Professor Douglas Anderson of the Division of Liberal Arts and Communications is spending the Spring 2016 semester on sabbatical in the Netherlands. He has been appointed to a guest researcher position at the Huygens Institute, a part of the Royal Netherlands Academy of Arts and Sciences.
The institute has three thematically oriented sections: political and institutional history, the history of science, and literature. Professor Anderson is working with the history of science group.
The Huygens Institute’s mission is to promote a better comprehension of Dutch culture and history among a broad public. Dedicated to innovation in research methodology, it employs around a hundred researchers, assistants, and programmers. They work with archival texts and sources using new methods and techniques from the digital humanities.

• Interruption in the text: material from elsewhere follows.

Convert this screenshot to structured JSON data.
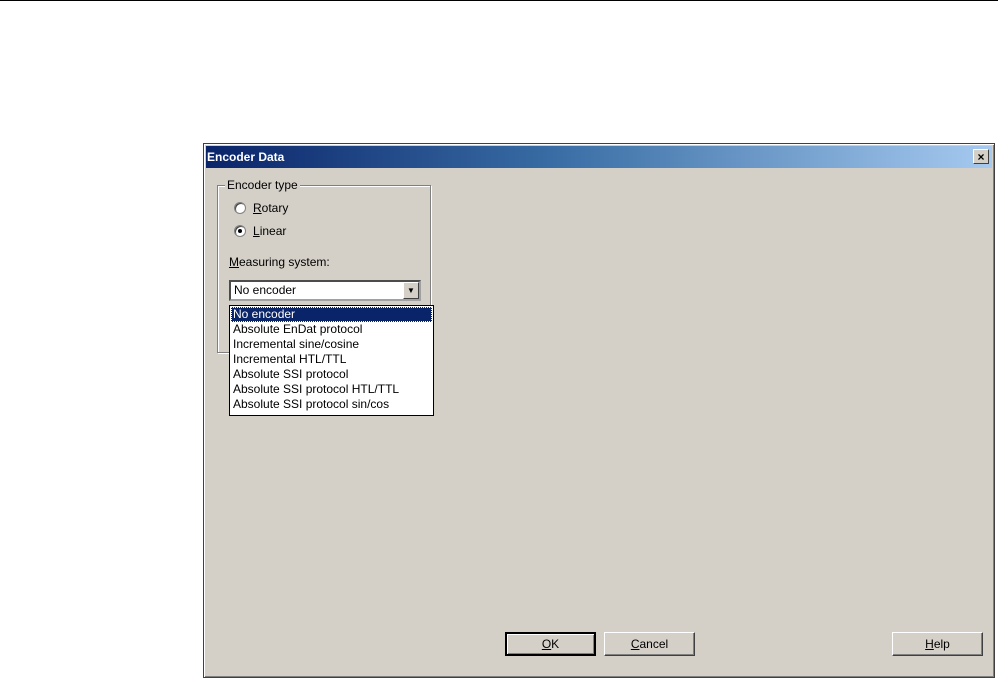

Anderson’s project, Leeuwenhoek’s Cabinet of Wonders, will produce a catalog of the twelve hundred figures that accompanied Antony van Leeuwenhoek’s half century (1673-1723) of letters recording his microscopic observations. The example below, from 1713, shows a red chalk drawing of protists attached to duckweed. The images will be accessible at Lens on Leeuwenhoek, where the dataset will be searchable and the figures will display in pop-up windows that can be moved and re-sized.
Leeuwenhoek’s Cabinet of Wonders is intended as a resource for teachers and researchers in history, science, and visual culture. It will serve as a model for the digital humanities initiative of Medaille’s Division of Liberal Arts and Communications.
- : Doug Anderson
Posted by: Doug Anderson